Data records for software interfaces:
----------------------------------------
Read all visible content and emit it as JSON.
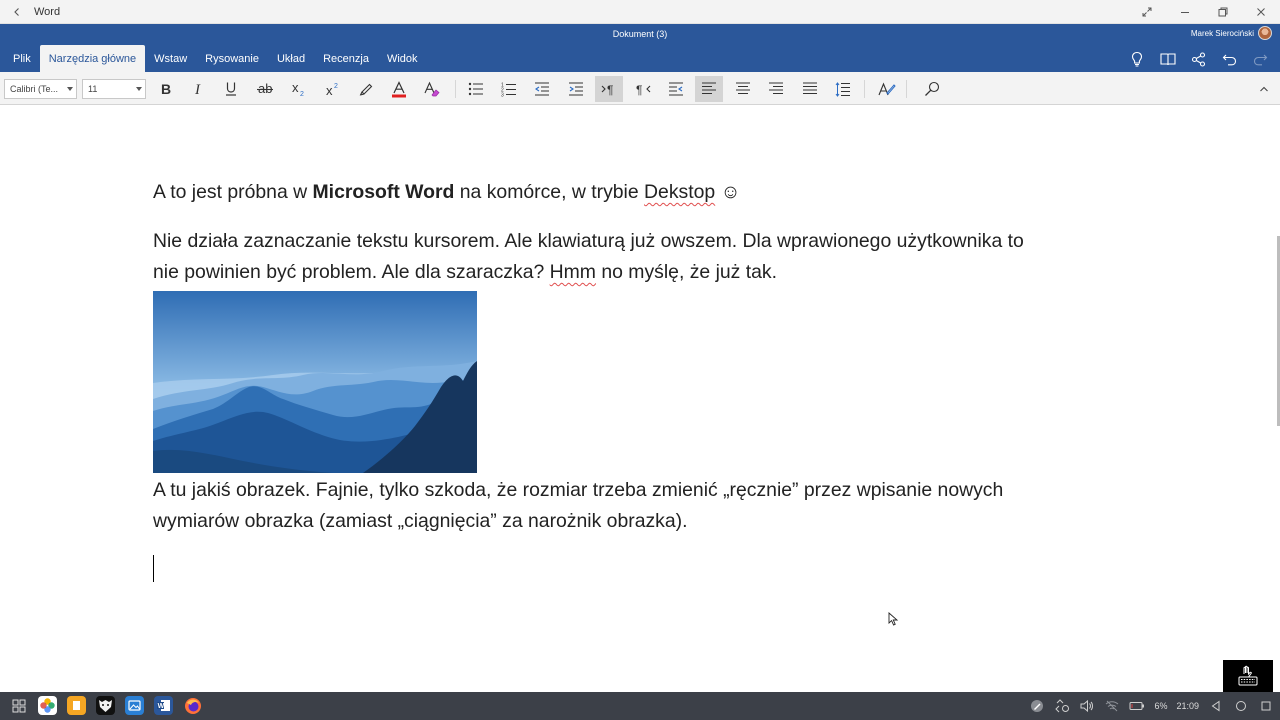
{
  "window": {
    "app_name": "Word"
  },
  "header": {
    "document_title": "Dokument (3)",
    "user_name": "Marek Sierociński",
    "tabs": [
      {
        "label": "Plik",
        "active": false
      },
      {
        "label": "Narzędzia główne",
        "active": true
      },
      {
        "label": "Wstaw",
        "active": false
      },
      {
        "label": "Rysowanie",
        "active": false
      },
      {
        "label": "Układ",
        "active": false
      },
      {
        "label": "Recenzja",
        "active": false
      },
      {
        "label": "Widok",
        "active": false
      }
    ],
    "right_icons": [
      "lightbulb-icon",
      "reading-view-icon",
      "share-icon",
      "undo-icon",
      "redo-icon"
    ]
  },
  "ribbon": {
    "font_name": "Calibri (Te...",
    "font_size": "11",
    "buttons": [
      "bold",
      "italic",
      "underline",
      "strikethrough",
      "subscript",
      "superscript",
      "highlight",
      "font-color",
      "clear-formatting",
      "bullets",
      "numbering",
      "decrease-indent",
      "increase-indent",
      "ltr-paragraph",
      "rtl-paragraph",
      "rtl-indent",
      "align-left",
      "align-center",
      "align-right",
      "justify",
      "line-spacing",
      "styles",
      "find"
    ],
    "selected": [
      "ltr-paragraph",
      "align-left"
    ],
    "font_color_accent": "#e02020"
  },
  "document": {
    "paragraph1": {
      "before": "A to jest próbna w ",
      "bold": "Microsoft Word",
      "middle": " na komórce, w trybie ",
      "misspelled": "Dekstop",
      "after": " ☺"
    },
    "paragraph2": {
      "line1": "Nie działa zaznaczanie tekstu kursorem. Ale klawiaturą już owszem. Dla wprawionego użytkownika to",
      "line2_before": "nie powinien być problem. Ale dla szaraczka? ",
      "line2_misspelled": "Hmm",
      "line2_after": " no myślę, że już tak."
    },
    "image_alt": "mountain landscape",
    "paragraph3": {
      "line1": "A tu jakiś obrazek. Fajnie, tylko szkoda, że rozmiar trzeba zmienić „ręcznie” przez wpisanie nowych",
      "line2": "wymiarów obrazka (zamiast „ciągnięcia” za narożnik obrazka)."
    }
  },
  "taskbar": {
    "apps": [
      "grid-menu-icon",
      "photos-icon",
      "files-icon",
      "browser-icon",
      "gallery-icon",
      "word-icon",
      "firefox-icon"
    ],
    "battery": "6%",
    "time": "21:09"
  },
  "colors": {
    "word_blue": "#2b579a",
    "ribbon_bg": "#f3f3f3",
    "taskbar_bg": "#3c4048"
  }
}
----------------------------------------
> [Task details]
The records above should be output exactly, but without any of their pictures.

> [Response to this task]
Read all visible content and emit it as JSON.
{
  "window": {
    "app_name": "Word"
  },
  "header": {
    "document_title": "Dokument (3)",
    "user_name": "Marek Sierociński",
    "tabs": [
      {
        "label": "Plik",
        "active": false
      },
      {
        "label": "Narzędzia główne",
        "active": true
      },
      {
        "label": "Wstaw",
        "active": false
      },
      {
        "label": "Rysowanie",
        "active": false
      },
      {
        "label": "Układ",
        "active": false
      },
      {
        "label": "Recenzja",
        "active": false
      },
      {
        "label": "Widok",
        "active": false
      }
    ],
    "right_icons": [
      "lightbulb-icon",
      "reading-view-icon",
      "share-icon",
      "undo-icon",
      "redo-icon"
    ]
  },
  "ribbon": {
    "font_name": "Calibri (Te...",
    "font_size": "11",
    "buttons": [
      "bold",
      "italic",
      "underline",
      "strikethrough",
      "subscript",
      "superscript",
      "highlight",
      "font-color",
      "clear-formatting",
      "bullets",
      "numbering",
      "decrease-indent",
      "increase-indent",
      "ltr-paragraph",
      "rtl-paragraph",
      "rtl-indent",
      "align-left",
      "align-center",
      "align-right",
      "justify",
      "line-spacing",
      "styles",
      "find"
    ],
    "selected": [
      "ltr-paragraph",
      "align-left"
    ],
    "font_color_accent": "#e02020"
  },
  "document": {
    "paragraph1": {
      "before": "A to jest próbna w ",
      "bold": "Microsoft Word",
      "middle": " na komórce, w trybie ",
      "misspelled": "Dekstop",
      "after": " ☺"
    },
    "paragraph2": {
      "line1": "Nie działa zaznaczanie tekstu kursorem. Ale klawiaturą już owszem. Dla wprawionego użytkownika to",
      "line2_before": "nie powinien być problem. Ale dla szaraczka? ",
      "line2_misspelled": "Hmm",
      "line2_after": " no myślę, że już tak."
    },
    "image_alt": "mountain landscape",
    "paragraph3": {
      "line1": "A tu jakiś obrazek. Fajnie, tylko szkoda, że rozmiar trzeba zmienić „ręcznie” przez wpisanie nowych",
      "line2": "wymiarów obrazka (zamiast „ciągnięcia” za narożnik obrazka)."
    }
  },
  "taskbar": {
    "apps": [
      "grid-menu-icon",
      "photos-icon",
      "files-icon",
      "browser-icon",
      "gallery-icon",
      "word-icon",
      "firefox-icon"
    ],
    "battery": "6%",
    "time": "21:09"
  },
  "colors": {
    "word_blue": "#2b579a",
    "ribbon_bg": "#f3f3f3",
    "taskbar_bg": "#3c4048"
  }
}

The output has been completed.